It is easy to tell when a child is born not breathing. Early symptoms include:
- Silence during or after birth
- Blue tint to the skin
- Abnormal breathing — lack of breathing, rasping breathing, or rapid breathing
7. Intracranial Hemorrhage
Intracranial hemorrhages involve acute bleeding inside the skull or brain. There are four types of intracranial hemorrhages:
- Epidural hematoma: an accumulation of blood between the skull and the outermost covering of the brain
- Subdural hematoma: an accumulation of blood on the surface of the brain
- Subarachnoid hemorrhage: bleeding between the brain and the thin tissues called meninges that cover the brain
- Intracerebral hemorrhage: bleeding inside of the brain
Intracranial hemorrhages may be caused at birth by either birth asphyxia (lack of oxygen) or birth trauma (injuries caused by the use of excessive force, often with birth assisting tools like forceps). In many cases, complications related to infant brain bleeds stem from medical negligence during labor.
Symptoms vary based on the severity and location of the brain bleed, but they can include:
- Irritability and difficulty feeding
- Shallow, strained breathing
8. Subconjunctival Hemorrhage
Subconjunctival hemorrhages occur when the small blood vessels just behind the eye rupture, creating bright red spots on the whites of the affected eyes.

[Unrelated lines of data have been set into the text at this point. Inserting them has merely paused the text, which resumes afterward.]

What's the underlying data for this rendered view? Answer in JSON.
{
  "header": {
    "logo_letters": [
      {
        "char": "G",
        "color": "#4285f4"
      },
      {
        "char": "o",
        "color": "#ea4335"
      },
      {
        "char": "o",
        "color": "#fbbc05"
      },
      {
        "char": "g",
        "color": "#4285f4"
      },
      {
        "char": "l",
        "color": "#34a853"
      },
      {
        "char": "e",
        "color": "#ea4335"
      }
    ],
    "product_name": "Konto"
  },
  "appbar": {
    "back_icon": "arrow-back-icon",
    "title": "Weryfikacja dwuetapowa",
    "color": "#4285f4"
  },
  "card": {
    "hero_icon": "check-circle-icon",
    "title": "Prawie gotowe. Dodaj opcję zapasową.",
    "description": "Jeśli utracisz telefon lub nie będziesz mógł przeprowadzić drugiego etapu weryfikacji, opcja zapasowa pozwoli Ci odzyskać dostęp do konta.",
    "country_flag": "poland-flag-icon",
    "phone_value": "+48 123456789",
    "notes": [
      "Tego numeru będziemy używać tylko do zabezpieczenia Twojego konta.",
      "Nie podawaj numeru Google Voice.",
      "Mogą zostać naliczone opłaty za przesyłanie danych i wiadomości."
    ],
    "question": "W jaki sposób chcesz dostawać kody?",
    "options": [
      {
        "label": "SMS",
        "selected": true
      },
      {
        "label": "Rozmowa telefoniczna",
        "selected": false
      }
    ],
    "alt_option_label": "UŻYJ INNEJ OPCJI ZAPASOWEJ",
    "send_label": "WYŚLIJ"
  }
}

This is most likely to occur during a difficult delivery when the infant is subjected to very high pressure, including pressure from vacuum suction birth-assisting tools.
Usually, subconjunctival hemorrhages heal on their own within a few weeks, but in some cases, they may lead to permanent eye damage.
Symptoms can include: A red patch in the white part of the infant’s affected eye, sometimes covering the entire white of the eye
9. Facial Paralysis
Another type of birth injury that is commonly caused by too much pressure during delivery is facial paralysis. This can occur when the nerves in the infant’s face (especially the seventh cranial nerve) are pinched or otherwise damaged, and like many birth injuries, it is most common when forceps or vacuum suction is used to help pull the baby out. The bottom half of the face is most commonly affected.
Fortunately, most cases of facial paralysis improve on their own with time, but some infants may suffer from permanent paralysis and require physical therapy and special care.
Early symptoms include:
- Difficulty closing or opening one or both eyes
- Partly limp/uneven facial expressions while crying
- The mouth does not move the same on both sides
- Complete paralysis of one or both sides of the face
10. Spinal Cord Injuries
When an infant’s spine is bruised, torn, or otherwise damaged during labor and delivery, they may sustain a serious spinal cord injury. Damage to the spinal cord is among the most serious of all types of birth injuries, and depending on the severity of the injury, it can lead to a wide range of health issues, including paralysis, intellectual disabilities, or death.
Spinal cord injuries are most likely to happen during difficult birth scenarios including rotational stress on the spine during delivery, hyperextension of the head in abnormal birthing positions, and traction on the baby’s trunk during a breech (bottom first) delivery.
Symptoms may include:
- Weakness or inability to move
- Spasms or abnormal reflexes
- Loss of touch sensation
- Difficulty breathing
Find Birth Injury Attorneys in Baltimore
It can be devastating to learn that your infant may have sustained a birth injury, especially if it was due to medical malpractice or negligence during labor and delivery. If you find yourself in this situation, it’s important to reach out to a qualified birth injury attorney who can help you understand your options for legal recourse and secure financial compensation.
At Murphy, Falcon & Murphy in Baltimore, our birth injury lawyers have helped many families navigate this difficult situation. We will fight on your behalf to secure financial damages and to ensure that medical providers are held accountable for their negligence.
Contact us now to schedule your free initial consultation with our attorneys in Baltimore today.